[Start of Attachment]
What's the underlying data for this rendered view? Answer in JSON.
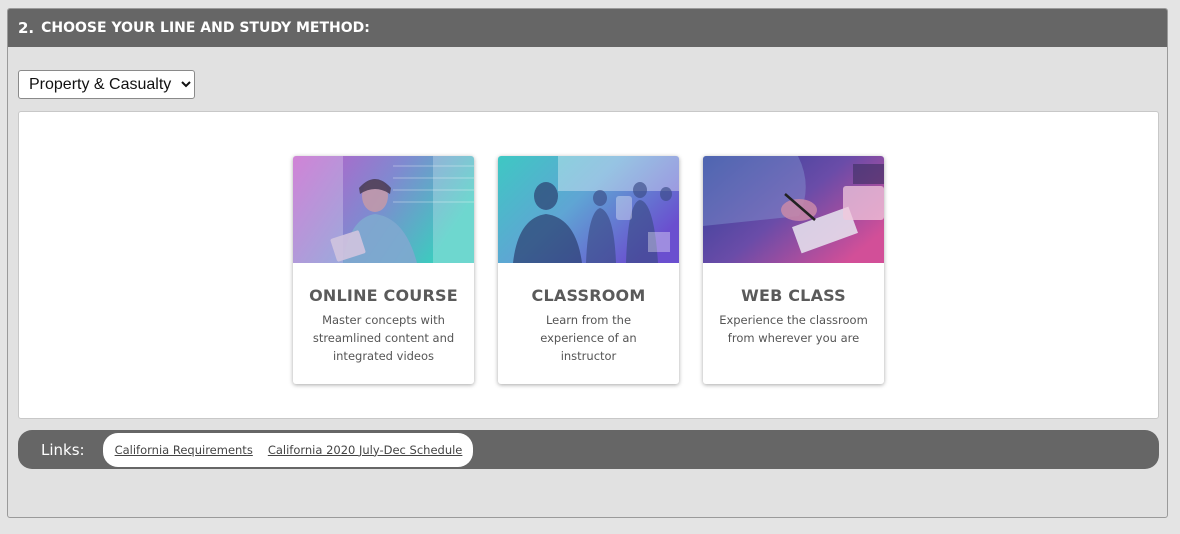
{
  "section": {
    "number": "2.",
    "title": "CHOOSE YOUR LINE AND STUDY METHOD:"
  },
  "line_select": {
    "selected": "Property & Casualty",
    "options": [
      "Property & Casualty"
    ]
  },
  "cards": [
    {
      "title": "ONLINE COURSE",
      "description": "Master concepts with streamlined content and integrated videos",
      "gradient": [
        "#c054c8",
        "#3ec9c0"
      ]
    },
    {
      "title": "CLASSROOM",
      "description": "Learn from the experience of an instructor",
      "gradient": [
        "#3fc6c4",
        "#6a4fd0"
      ]
    },
    {
      "title": "WEB CLASS",
      "description": "Experience the classroom from wherever you are",
      "gradient": [
        "#2a3e96",
        "#d04e9a"
      ]
    }
  ],
  "links": {
    "label": "Links:",
    "items": [
      "California Requirements",
      "California 2020 July-Dec Schedule"
    ]
  },
  "colors": {
    "header_bg": "#666666",
    "panel_bg": "#e1e1e1",
    "card_title": "#5a5a5a"
  }
}
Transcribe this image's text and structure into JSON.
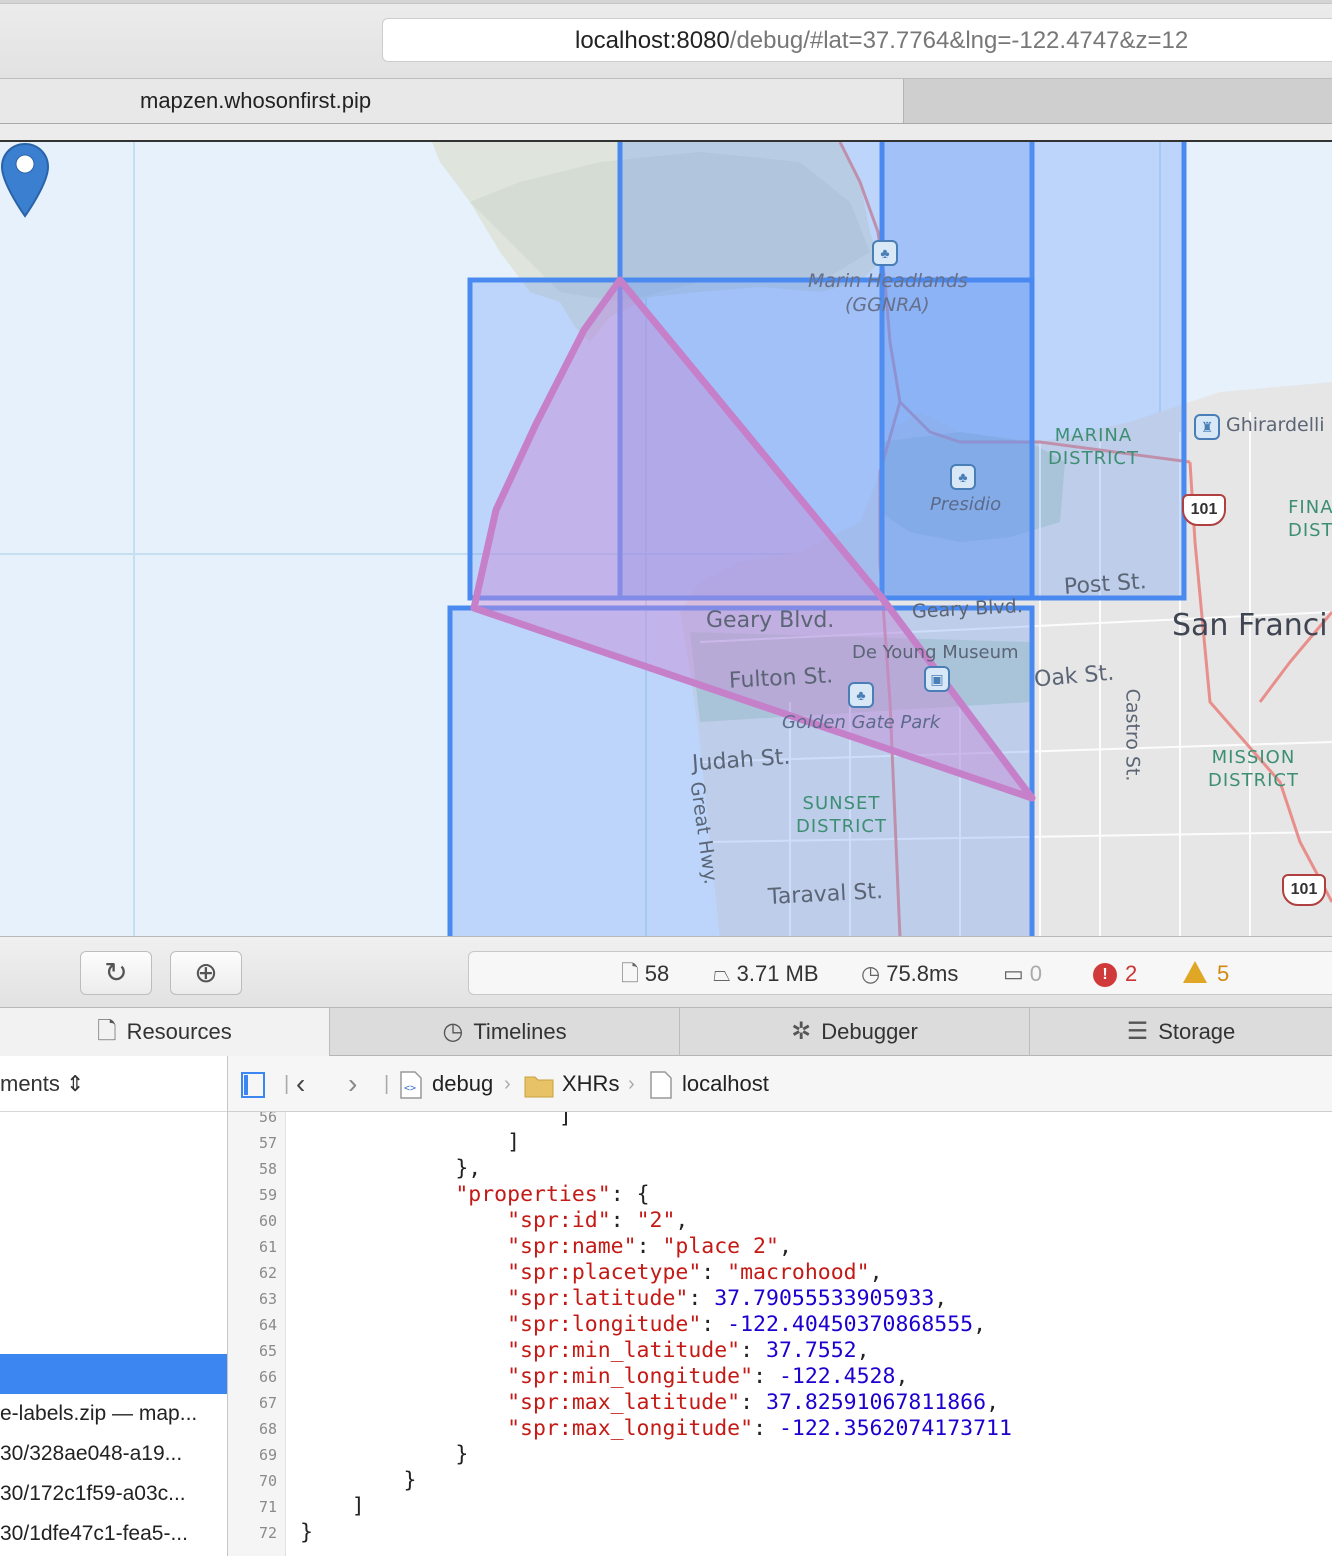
{
  "browser": {
    "address_host": "localhost:8080",
    "address_path": "/debug/#lat=37.7764&lng=-122.4747&z=12",
    "tab_title": "mapzen.whosonfirst.pip"
  },
  "map": {
    "labels": {
      "marin_headlands": "Marin Headlands",
      "ggnra": "(GGNRA)",
      "marina_district": "MARINA\nDISTRICT",
      "ghirardelli": "Ghirardelli S",
      "fina_dist": "FINA\nDIST",
      "presidio": "Presidio",
      "post_st": "Post St.",
      "san_francisco": "San Franci",
      "geary_blvd_west": "Geary Blvd.",
      "geary_blvd_east": "Geary Blvd.",
      "de_young": "De Young Museum",
      "fulton_st": "Fulton St.",
      "oak_st": "Oak St.",
      "castro_st": "Castro St.",
      "golden_gate_park": "Golden Gate Park",
      "judah_st": "Judah St.",
      "mission_district": "MISSION\nDISTRICT",
      "sunset_district": "SUNSET\nDISTRICT",
      "great_hwy": "Great Hwy.",
      "taraval_st": "Taraval St.",
      "hwy_101_a": "101",
      "hwy_101_b": "101"
    }
  },
  "toolbar": {
    "reload_icon": "reload-icon",
    "download_icon": "download-icon",
    "resources_count": "58",
    "size": "3.71 MB",
    "time": "75.8ms",
    "logs": "0",
    "errors": "2",
    "warnings": "5"
  },
  "tabs": [
    {
      "label": "Resources",
      "icon": "document-icon"
    },
    {
      "label": "Timelines",
      "icon": "clock-icon"
    },
    {
      "label": "Debugger",
      "icon": "bug-icon"
    },
    {
      "label": "Storage",
      "icon": "database-icon"
    }
  ],
  "sidebar": {
    "header": "ments",
    "rows": [
      "e-labels.zip — map...",
      "30/328ae048-a19...",
      "30/172c1f59-a03c...",
      "30/1dfe47c1-fea5-..."
    ]
  },
  "breadcrumb": [
    "debug",
    "XHRs",
    "localhost"
  ],
  "code": {
    "line_numbers": [
      "56",
      "57",
      "58",
      "59",
      "60",
      "61",
      "62",
      "63",
      "64",
      "65",
      "66",
      "67",
      "68",
      "69",
      "70",
      "71",
      "72"
    ],
    "lines": [
      "                    ]",
      "                ]",
      "            },",
      "            \"properties\": {",
      "                \"spr:id\": \"2\",",
      "                \"spr:name\": \"place 2\",",
      "                \"spr:placetype\": \"macrohood\",",
      "                \"spr:latitude\": 37.79055533905933,",
      "                \"spr:longitude\": -122.40450370868555,",
      "                \"spr:min_latitude\": 37.7552,",
      "                \"spr:min_longitude\": -122.4528,",
      "                \"spr:max_latitude\": 37.82591067811866,",
      "                \"spr:max_longitude\": -122.3562074173711",
      "            }",
      "        }",
      "    ]",
      "}"
    ]
  },
  "colors": {
    "bbox_stroke": "#4a8af0",
    "bbox_fill": "#5f96f5",
    "polygon_stroke": "#c67fc9",
    "selected_row": "#3b86f0"
  }
}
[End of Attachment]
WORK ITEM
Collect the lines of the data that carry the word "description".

RESPONSE AREA
      "description": "Master concepts with streamlined content and integrated videos",
      "description": "Learn from the experience of an instructor",
      "description": "Experience the classroom from wherever you are",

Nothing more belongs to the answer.